**ACTIVITY:** If a line below contains "elektroniska", add it to your tally, then answer with the tally alone.

(MATERIAL FOR THIS TASK Opens)

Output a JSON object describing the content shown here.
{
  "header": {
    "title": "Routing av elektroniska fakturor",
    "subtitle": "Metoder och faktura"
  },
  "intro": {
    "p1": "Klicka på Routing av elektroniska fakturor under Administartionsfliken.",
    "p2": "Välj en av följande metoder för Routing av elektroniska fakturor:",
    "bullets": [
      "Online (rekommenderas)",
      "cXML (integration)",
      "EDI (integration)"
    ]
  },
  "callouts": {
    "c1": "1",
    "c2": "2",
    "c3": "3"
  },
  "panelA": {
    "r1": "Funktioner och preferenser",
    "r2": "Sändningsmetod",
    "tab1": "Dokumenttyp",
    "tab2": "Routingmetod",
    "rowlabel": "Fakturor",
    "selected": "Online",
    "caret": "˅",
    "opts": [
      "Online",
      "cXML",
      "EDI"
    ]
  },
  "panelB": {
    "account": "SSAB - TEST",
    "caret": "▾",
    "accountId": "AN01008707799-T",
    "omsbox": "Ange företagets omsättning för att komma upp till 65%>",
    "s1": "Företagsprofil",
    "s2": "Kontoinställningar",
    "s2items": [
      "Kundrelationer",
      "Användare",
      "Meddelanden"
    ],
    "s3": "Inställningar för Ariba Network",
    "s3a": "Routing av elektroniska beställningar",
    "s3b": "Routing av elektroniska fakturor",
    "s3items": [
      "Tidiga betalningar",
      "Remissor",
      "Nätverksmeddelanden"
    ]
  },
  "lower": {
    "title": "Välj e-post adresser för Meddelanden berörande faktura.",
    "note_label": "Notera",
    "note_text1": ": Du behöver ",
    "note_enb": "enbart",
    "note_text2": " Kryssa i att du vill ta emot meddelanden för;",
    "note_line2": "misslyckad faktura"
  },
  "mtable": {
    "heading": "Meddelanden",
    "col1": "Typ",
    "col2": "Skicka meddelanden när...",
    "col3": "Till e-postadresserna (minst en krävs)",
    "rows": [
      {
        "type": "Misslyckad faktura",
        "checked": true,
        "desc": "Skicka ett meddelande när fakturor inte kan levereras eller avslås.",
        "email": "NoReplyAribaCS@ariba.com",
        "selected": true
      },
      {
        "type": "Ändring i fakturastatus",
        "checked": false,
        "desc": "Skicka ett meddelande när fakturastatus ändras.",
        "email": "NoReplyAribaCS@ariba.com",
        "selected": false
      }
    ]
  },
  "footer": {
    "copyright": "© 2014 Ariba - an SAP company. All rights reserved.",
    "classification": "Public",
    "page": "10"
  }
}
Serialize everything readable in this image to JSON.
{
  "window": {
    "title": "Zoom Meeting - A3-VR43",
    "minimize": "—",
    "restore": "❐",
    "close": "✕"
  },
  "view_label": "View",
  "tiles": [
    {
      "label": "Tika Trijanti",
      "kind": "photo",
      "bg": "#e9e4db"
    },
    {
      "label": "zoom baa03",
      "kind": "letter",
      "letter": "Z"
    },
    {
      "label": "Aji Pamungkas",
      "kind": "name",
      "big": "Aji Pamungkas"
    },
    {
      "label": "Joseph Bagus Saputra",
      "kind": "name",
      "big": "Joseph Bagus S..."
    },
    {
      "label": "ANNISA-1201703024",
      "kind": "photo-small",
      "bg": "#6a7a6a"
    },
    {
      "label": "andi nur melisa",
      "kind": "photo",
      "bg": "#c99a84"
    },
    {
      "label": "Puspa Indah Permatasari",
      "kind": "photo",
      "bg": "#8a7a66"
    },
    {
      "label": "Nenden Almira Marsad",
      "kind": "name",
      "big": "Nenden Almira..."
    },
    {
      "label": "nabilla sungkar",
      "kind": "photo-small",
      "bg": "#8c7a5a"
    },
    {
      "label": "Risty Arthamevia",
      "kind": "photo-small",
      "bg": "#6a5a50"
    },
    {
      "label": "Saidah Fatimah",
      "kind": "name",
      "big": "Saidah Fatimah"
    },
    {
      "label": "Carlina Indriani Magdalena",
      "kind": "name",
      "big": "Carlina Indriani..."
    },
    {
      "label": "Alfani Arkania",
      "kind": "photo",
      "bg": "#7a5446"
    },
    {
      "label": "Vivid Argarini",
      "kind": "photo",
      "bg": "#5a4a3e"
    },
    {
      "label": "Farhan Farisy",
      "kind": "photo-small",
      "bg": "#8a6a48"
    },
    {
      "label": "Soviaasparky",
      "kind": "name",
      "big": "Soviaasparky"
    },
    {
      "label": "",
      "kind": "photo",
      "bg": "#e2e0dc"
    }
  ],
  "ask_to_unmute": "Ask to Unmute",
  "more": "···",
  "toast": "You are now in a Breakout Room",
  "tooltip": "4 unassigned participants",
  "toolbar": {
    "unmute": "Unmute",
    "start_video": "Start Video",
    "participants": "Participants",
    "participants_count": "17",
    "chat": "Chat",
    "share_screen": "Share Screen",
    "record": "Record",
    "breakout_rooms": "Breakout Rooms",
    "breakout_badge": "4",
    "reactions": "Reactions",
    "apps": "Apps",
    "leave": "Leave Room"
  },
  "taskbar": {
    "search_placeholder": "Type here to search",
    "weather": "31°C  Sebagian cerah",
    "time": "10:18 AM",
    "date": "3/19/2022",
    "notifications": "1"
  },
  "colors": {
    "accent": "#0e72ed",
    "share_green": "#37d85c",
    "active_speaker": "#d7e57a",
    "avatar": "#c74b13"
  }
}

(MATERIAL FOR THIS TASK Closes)

**RESPONSE TO THIS TASK:** 5